On April 30, 2019, GWIKS and the Sejong Society of Washington D.C. co-sponsored a lecture series with Sumona Guha, Vice President of Albright Stonebridge Group, on East Meets South: South Korea – India Relations. The moderator Garrett J. R. Redfield, the Programming Director of the Sejong Society and Asia-Pacific Analyst at the Institute for Defense Analyses, began with a brief introduction of South Korea and its significance. While most discussions about the Korean Peninsula revolve around North Korea and its security issues, South Korea presents equal importance in its development because it is the 11th largest economy in the world, despite its small size. In November 2017, President Moon called for the “New Southern Policy,” which focuses on the 3P’s: people, prosperity, and peace. Among the three, President Moon aims to achieve success through mutually reciprocal economic cooperation. India is an essential pillar of this policy because it shares Korea’s core values of democracy and a liberal market economy, and views India as an emerging global growth engine. South Korea seeks to enhance its economic relations with India by upgrading the ROK-India comprehensive economic partnership agreement and supporting India’s flagship initiatives.

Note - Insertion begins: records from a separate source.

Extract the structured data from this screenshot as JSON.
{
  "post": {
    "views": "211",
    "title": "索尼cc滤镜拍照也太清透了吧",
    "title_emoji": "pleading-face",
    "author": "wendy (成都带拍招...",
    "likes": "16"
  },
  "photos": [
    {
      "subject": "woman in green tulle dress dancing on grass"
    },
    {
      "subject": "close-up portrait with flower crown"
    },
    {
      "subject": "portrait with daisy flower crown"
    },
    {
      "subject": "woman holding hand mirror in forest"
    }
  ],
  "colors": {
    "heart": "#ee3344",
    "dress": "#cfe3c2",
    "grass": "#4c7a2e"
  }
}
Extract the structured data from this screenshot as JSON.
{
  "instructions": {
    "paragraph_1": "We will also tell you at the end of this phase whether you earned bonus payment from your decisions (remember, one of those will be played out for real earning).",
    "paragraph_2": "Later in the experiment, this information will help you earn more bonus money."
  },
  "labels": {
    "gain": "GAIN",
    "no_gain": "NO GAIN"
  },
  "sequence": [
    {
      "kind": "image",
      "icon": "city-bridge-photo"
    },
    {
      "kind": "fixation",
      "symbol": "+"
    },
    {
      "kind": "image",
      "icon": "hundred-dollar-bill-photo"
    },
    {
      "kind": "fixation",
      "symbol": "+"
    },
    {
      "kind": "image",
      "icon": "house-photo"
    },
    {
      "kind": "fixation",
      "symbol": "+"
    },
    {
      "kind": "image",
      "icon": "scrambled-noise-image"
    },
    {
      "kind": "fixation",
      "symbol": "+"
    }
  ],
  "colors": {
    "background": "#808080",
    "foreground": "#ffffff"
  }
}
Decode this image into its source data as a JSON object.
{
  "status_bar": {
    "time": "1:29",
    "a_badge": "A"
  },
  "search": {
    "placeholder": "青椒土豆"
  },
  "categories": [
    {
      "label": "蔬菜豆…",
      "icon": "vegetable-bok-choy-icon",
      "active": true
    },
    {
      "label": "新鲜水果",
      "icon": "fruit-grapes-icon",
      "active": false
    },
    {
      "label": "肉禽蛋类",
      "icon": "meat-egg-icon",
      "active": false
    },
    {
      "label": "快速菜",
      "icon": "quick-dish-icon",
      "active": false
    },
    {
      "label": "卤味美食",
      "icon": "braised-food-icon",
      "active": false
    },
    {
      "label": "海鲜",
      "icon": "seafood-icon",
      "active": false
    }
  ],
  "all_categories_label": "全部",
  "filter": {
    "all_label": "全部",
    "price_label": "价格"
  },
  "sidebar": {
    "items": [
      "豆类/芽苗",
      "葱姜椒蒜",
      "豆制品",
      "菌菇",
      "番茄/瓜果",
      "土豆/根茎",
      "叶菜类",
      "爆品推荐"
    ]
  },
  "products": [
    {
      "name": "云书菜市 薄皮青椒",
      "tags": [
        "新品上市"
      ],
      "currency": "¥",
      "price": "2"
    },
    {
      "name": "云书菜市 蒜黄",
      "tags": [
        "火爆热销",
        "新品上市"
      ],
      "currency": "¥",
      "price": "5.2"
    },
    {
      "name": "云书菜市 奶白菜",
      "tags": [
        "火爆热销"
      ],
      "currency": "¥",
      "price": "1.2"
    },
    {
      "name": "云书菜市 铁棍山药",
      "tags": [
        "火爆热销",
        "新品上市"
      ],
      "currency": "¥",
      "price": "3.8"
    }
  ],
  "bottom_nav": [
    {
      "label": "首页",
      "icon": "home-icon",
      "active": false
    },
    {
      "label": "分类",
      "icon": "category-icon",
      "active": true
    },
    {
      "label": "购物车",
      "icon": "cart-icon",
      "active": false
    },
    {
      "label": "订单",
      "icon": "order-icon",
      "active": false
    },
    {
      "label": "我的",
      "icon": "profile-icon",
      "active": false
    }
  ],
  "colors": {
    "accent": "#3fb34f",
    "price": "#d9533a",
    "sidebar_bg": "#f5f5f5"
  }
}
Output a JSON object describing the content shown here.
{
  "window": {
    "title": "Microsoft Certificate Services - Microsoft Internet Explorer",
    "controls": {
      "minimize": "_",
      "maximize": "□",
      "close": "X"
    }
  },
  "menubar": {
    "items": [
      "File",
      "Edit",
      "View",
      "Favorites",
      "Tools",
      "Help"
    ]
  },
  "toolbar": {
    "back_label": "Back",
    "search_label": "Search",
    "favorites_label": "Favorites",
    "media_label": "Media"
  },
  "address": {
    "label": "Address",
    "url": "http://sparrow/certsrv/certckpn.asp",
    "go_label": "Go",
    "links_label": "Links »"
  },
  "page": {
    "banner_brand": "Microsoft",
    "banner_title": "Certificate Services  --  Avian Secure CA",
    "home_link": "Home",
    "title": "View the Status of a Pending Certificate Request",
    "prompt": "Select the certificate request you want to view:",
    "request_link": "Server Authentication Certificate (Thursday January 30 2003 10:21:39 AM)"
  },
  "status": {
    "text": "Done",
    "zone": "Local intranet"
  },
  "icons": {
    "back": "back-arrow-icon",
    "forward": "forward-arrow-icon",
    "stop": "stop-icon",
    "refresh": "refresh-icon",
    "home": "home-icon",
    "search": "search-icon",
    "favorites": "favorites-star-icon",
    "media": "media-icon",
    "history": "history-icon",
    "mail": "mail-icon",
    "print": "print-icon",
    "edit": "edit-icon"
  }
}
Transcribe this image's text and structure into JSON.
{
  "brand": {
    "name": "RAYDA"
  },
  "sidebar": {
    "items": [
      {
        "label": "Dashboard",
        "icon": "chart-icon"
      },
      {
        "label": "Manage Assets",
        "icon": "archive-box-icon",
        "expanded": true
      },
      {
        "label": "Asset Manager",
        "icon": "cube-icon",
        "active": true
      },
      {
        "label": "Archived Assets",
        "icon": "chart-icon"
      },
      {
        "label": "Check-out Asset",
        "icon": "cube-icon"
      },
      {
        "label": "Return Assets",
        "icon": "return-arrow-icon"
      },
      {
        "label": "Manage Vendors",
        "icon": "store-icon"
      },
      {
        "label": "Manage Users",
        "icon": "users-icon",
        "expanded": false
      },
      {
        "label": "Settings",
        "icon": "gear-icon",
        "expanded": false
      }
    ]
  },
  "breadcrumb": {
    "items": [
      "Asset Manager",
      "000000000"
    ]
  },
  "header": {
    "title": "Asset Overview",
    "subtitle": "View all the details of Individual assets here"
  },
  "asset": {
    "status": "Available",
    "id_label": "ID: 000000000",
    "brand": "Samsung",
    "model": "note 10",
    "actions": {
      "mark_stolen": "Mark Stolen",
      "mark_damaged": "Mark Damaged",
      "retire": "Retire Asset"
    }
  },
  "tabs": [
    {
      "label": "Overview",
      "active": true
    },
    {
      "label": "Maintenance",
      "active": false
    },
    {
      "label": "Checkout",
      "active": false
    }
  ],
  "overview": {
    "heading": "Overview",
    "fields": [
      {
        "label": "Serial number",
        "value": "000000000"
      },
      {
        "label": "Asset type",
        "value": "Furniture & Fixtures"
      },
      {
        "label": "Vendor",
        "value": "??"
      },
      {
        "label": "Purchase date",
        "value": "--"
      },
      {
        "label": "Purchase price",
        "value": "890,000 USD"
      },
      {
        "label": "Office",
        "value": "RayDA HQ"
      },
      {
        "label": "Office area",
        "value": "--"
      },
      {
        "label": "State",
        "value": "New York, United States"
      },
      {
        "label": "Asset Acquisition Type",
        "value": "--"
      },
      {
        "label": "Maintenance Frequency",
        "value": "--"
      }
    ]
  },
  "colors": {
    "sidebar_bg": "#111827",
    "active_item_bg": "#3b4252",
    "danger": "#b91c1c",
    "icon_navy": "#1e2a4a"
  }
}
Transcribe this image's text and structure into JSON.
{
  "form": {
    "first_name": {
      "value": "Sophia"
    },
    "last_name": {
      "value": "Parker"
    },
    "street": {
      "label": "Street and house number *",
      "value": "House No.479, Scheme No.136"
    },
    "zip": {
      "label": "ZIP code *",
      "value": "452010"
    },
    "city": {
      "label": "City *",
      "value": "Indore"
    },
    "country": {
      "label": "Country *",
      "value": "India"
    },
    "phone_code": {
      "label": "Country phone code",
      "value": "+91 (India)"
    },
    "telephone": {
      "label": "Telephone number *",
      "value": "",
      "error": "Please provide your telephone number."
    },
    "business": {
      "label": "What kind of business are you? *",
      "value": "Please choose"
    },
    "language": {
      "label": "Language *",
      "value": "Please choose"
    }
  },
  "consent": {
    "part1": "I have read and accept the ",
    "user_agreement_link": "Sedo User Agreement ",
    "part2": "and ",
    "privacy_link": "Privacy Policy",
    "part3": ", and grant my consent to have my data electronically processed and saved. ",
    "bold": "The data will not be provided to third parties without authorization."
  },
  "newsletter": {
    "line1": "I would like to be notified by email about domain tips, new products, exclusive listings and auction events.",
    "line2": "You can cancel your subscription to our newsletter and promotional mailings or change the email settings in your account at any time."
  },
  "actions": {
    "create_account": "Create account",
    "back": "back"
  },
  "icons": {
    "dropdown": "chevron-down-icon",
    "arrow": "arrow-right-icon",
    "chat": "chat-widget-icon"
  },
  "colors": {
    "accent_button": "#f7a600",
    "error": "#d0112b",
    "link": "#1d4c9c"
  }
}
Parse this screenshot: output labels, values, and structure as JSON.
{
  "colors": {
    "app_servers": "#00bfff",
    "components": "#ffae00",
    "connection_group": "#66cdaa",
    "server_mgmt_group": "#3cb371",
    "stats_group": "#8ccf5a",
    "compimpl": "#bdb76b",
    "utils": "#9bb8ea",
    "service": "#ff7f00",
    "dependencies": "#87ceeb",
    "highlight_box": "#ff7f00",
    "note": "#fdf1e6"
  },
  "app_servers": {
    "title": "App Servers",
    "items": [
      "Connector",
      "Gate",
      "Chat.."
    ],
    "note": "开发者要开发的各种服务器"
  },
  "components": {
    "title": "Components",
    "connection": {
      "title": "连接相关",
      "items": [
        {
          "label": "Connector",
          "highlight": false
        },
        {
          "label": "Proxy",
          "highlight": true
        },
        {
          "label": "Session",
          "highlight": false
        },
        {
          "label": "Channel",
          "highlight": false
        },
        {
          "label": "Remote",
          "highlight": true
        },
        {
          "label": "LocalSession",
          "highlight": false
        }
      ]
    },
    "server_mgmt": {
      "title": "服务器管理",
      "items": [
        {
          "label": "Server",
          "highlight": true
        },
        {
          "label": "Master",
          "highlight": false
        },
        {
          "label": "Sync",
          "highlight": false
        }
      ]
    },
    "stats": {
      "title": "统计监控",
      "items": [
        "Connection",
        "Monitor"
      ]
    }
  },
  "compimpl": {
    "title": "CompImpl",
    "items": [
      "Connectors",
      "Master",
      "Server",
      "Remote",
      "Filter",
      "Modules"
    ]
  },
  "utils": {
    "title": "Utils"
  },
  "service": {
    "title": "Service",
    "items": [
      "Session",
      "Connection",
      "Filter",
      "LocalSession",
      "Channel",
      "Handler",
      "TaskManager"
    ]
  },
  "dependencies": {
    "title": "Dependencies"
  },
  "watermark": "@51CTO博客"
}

Guha began by commenting that India’s foreign policy is changing and listed a few points about India and South Korea relations. India had long attempted to situate itself in Asia through its “Act East Policy” to form linguistic and cultural ties with East Asia. Under Prime Minister Modi, India has taken initiatives to branch out and develop diplomatic relations with other countries, including South Korea. Prime Minister Modi’s global leadership agenda was also a way to attract foreign investment to India and expand India’s involvement in world affairs. Under Modi, India has deepened its ties with ASEAN and reformed its economic plan, modeled after China’s economic growth. Prime Minister Modi and President Moon have visited each South Korea and India and taken initiatives to deepen cooperation and bilateral relations with each other. Balancing China is also another essential agenda for India through strengthening institutions that many countries operate in, rather than direct confrontation. As India grows, Guha expects to see more South Korean commercial companies involved in India. Unlike ASEAN that hold regular meetings, South Korea and India may face challenges in that their cooperation is not regular.